WHAT YOU WILL DO
Set down all the lines below, each one exactly as shown.

(Element data from apps and pages)
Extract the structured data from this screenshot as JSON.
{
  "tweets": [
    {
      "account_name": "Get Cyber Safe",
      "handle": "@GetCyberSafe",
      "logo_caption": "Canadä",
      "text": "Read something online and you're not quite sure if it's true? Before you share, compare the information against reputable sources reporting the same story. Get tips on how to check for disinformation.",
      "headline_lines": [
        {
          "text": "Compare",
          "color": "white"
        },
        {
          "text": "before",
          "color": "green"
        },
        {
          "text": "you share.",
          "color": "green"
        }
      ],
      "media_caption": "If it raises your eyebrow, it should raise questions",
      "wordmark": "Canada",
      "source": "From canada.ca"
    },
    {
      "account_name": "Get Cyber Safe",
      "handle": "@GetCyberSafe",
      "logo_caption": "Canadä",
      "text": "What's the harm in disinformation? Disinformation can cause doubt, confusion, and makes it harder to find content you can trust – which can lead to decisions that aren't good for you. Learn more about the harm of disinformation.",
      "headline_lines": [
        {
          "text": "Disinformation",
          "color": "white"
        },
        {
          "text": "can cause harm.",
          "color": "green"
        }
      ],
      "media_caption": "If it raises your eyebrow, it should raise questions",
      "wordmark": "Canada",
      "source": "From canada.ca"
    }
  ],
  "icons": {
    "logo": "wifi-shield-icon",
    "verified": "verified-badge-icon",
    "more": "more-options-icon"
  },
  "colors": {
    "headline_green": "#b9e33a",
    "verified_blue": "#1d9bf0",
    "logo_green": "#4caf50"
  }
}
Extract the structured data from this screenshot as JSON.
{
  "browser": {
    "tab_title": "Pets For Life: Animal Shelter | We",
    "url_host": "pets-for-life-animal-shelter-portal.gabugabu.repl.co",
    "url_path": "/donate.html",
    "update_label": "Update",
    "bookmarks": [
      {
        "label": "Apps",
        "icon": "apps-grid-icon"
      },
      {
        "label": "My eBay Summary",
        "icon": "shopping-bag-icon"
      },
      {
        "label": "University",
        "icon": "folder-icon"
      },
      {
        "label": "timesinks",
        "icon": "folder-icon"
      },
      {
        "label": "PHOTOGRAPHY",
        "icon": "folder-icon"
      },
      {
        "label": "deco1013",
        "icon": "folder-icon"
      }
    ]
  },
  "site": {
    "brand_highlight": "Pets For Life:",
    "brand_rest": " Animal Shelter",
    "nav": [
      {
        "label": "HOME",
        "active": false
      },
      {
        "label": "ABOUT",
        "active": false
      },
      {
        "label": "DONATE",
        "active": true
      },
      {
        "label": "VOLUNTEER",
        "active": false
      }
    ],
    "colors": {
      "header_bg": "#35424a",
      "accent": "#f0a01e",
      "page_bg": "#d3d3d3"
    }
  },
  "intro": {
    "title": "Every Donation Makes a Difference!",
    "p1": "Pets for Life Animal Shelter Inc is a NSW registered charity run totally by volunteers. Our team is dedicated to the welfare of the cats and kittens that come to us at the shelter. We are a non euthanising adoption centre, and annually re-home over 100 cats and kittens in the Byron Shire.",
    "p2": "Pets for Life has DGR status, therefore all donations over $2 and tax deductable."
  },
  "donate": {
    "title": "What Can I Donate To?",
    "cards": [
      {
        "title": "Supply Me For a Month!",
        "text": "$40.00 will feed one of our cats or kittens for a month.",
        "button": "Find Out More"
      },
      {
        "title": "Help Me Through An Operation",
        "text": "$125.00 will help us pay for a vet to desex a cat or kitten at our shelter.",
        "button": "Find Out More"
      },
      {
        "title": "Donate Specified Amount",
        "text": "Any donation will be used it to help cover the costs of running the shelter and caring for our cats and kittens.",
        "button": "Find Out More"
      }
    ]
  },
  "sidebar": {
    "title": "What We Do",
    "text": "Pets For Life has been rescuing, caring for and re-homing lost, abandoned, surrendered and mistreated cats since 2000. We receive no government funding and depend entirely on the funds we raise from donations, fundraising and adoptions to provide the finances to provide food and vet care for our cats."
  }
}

TASK RESPONSE
Extract the structured data from this screenshot as JSON.
{
  "tweets": [
    {
      "account_name": "Get Cyber Safe",
      "handle": "@GetCyberSafe",
      "logo_caption": "Canadä",
      "text": "Read something online and you're not quite sure if it's true? Before you share, compare the information against reputable sources reporting the same story. Get tips on how to check for disinformation.",
      "headline_lines": [
        {
          "text": "Compare",
          "color": "white"
        },
        {
          "text": "before",
          "color": "green"
        },
        {
          "text": "you share.",
          "color": "green"
        }
      ],
      "media_caption": "If it raises your eyebrow, it should raise questions",
      "wordmark": "Canada",
      "source": "From canada.ca"
    },
    {
      "account_name": "Get Cyber Safe",
      "handle": "@GetCyberSafe",
      "logo_caption": "Canadä",
      "text": "What's the harm in disinformation? Disinformation can cause doubt, confusion, and makes it harder to find content you can trust – which can lead to decisions that aren't good for you. Learn more about the harm of disinformation.",
      "headline_lines": [
        {
          "text": "Disinformation",
          "color": "white"
        },
        {
          "text": "can cause harm.",
          "color": "green"
        }
      ],
      "media_caption": "If it raises your eyebrow, it should raise questions",
      "wordmark": "Canada",
      "source": "From canada.ca"
    }
  ],
  "icons": {
    "logo": "wifi-shield-icon",
    "verified": "verified-badge-icon",
    "more": "more-options-icon"
  },
  "colors": {
    "headline_green": "#b9e33a",
    "verified_blue": "#1d9bf0",
    "logo_green": "#4caf50"
  }
}
Extract the structured data from this screenshot as JSON.
{
  "browser": {
    "tab_title": "Pets For Life: Animal Shelter | We",
    "url_host": "pets-for-life-animal-shelter-portal.gabugabu.repl.co",
    "url_path": "/donate.html",
    "update_label": "Update",
    "bookmarks": [
      {
        "label": "Apps",
        "icon": "apps-grid-icon"
      },
      {
        "label": "My eBay Summary",
        "icon": "shopping-bag-icon"
      },
      {
        "label": "University",
        "icon": "folder-icon"
      },
      {
        "label": "timesinks",
        "icon": "folder-icon"
      },
      {
        "label": "PHOTOGRAPHY",
        "icon": "folder-icon"
      },
      {
        "label": "deco1013",
        "icon": "folder-icon"
      }
    ]
  },
  "site": {
    "brand_highlight": "Pets For Life:",
    "brand_rest": " Animal Shelter",
    "nav": [
      {
        "label": "HOME",
        "active": false
      },
      {
        "label": "ABOUT",
        "active": false
      },
      {
        "label": "DONATE",
        "active": true
      },
      {
        "label": "VOLUNTEER",
        "active": false
      }
    ],
    "colors": {
      "header_bg": "#35424a",
      "accent": "#f0a01e",
      "page_bg": "#d3d3d3"
    }
  },
  "intro": {
    "title": "Every Donation Makes a Difference!",
    "p1": "Pets for Life Animal Shelter Inc is a NSW registered charity run totally by volunteers. Our team is dedicated to the welfare of the cats and kittens that come to us at the shelter. We are a non euthanising adoption centre, and annually re-home over 100 cats and kittens in the Byron Shire.",
    "p2": "Pets for Life has DGR status, therefore all donations over $2 and tax deductable."
  },
  "donate": {
    "title": "What Can I Donate To?",
    "cards": [
      {
        "title": "Supply Me For a Month!",
        "text": "$40.00 will feed one of our cats or kittens for a month.",
        "button": "Find Out More"
      },
      {
        "title": "Help Me Through An Operation",
        "text": "$125.00 will help us pay for a vet to desex a cat or kitten at our shelter.",
        "button": "Find Out More"
      },
      {
        "title": "Donate Specified Amount",
        "text": "Any donation will be used it to help cover the costs of running the shelter and caring for our cats and kittens.",
        "button": "Find Out More"
      }
    ]
  },
  "sidebar": {
    "title": "What We Do",
    "text": "Pets For Life has been rescuing, caring for and re-homing lost, abandoned, surrendered and mistreated cats since 2000. We receive no government funding and depend entirely on the funds we raise from donations, fundraising and adoptions to provide the finances to provide food and vet care for our cats."
  }
}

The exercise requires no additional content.